a) George Grosz "Skat Players- Card Playing War Invalids" revealed itself to me to have used Jean Delville's Treasures of Satan as a source of reference to transform into something completely different. Then it appeared that while Wifredo Lam's Eternal Present was seen to be very obviously reminiscent of Picasso's Guernica, it revealed to me signs of referencing the Skat Players painting, and then taking a look at Dali's "Daddylonglegs of the evening - Hope" that I noticed more signs of the Skat Players painting as well as Treasures of Satan, it also had traces of Guernica and then I began to wonder if Guernica also bore signs of the Skat Players painting, and 29th November 2016, suddenly answers began to unlock themselves before my very eyes.
|Otto Dix's "Skat Players- Card Playing War Invalids" (1920)|
|"Guernica" by Pablo Picasso 1937|
c) The upper part of the left Skat Player would be turned around 90 degrees for the reinterpretation, his should becomes the baby's head, his moustache becomes the baby's feet. The scars above his eye hole becomes the mother's fingers and the scars below his mouth generally become the fingers of her other hand and perhaps a nipple.

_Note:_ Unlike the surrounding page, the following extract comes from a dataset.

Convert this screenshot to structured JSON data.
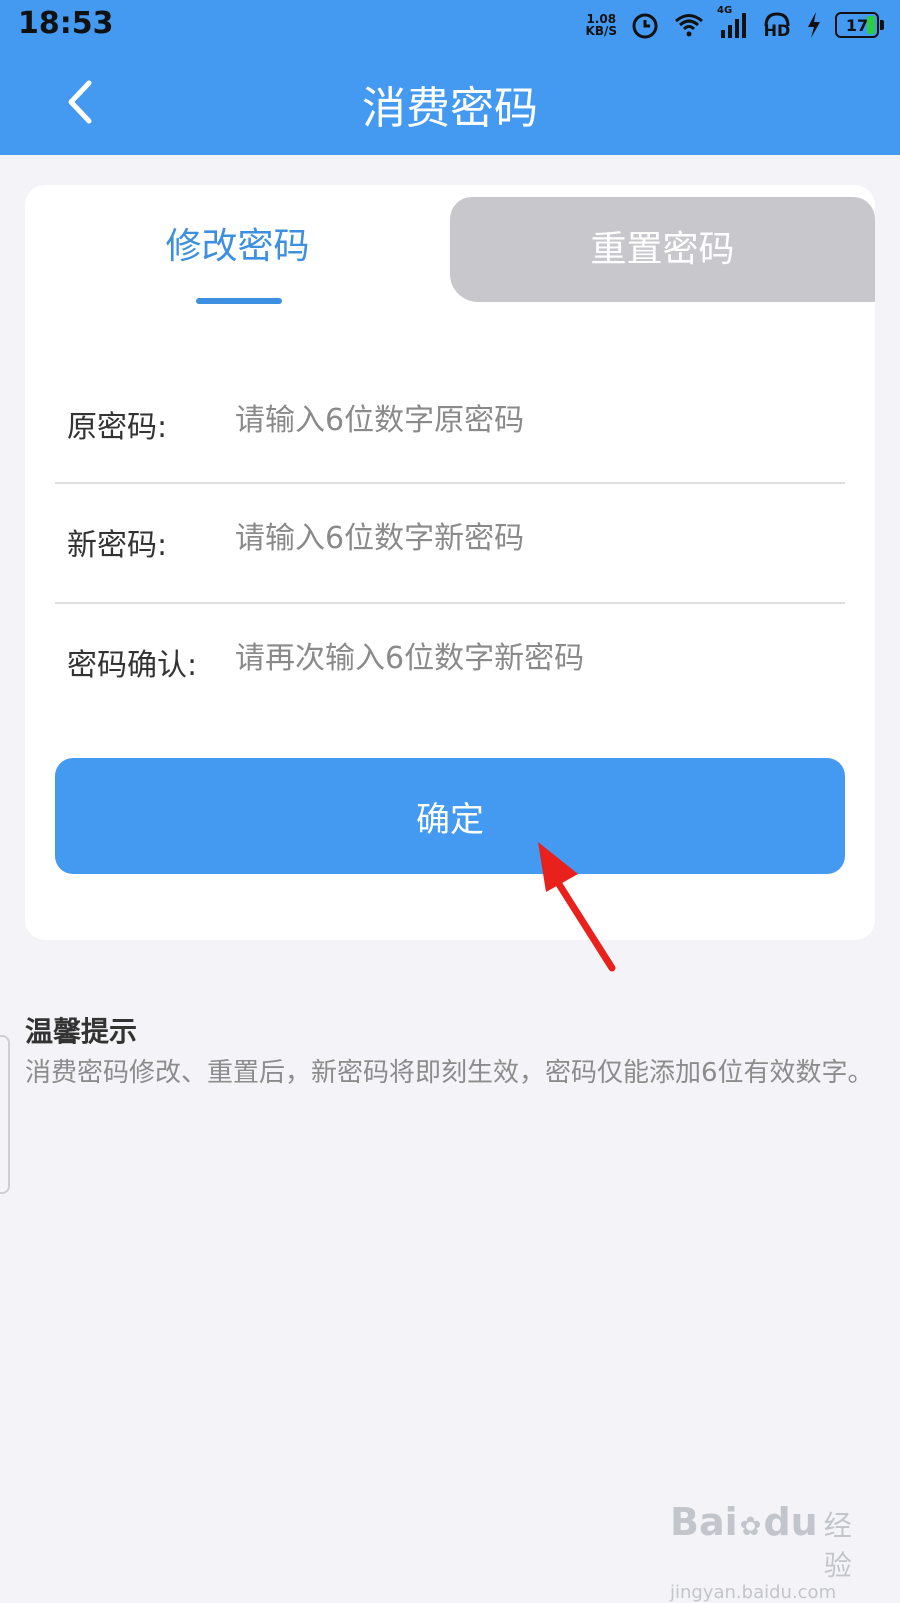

d) His oval body becomes the oval space beneath the woman's head.
e) The middle Skat Player's head becomes the bull's head.
f) The lightbulb gets moved and its glow becomes wider perhaps as wide as the top of the hat stand.
g) The diagonal string going around the right skat player's head becomes the diagonal geometry to the right of the bull.
h) Comparison to Treasures of Satan
Perhaps Picasso had been thinking about Treasures of Satan as well, but if they are directly linked, the two do not offer themselves up to comparison well, although they both have humans scattered around, the bulls horns might be the tips of devils tentacle wings, the horse's and neck had might well echo the Satan figures upper arm and torso and his pale leg on the left ending with the horse hoof beneath the neck stump of the decapitated head might echo devil's outstretched leg on the left.
|Jean Delville's Treasures of Satan|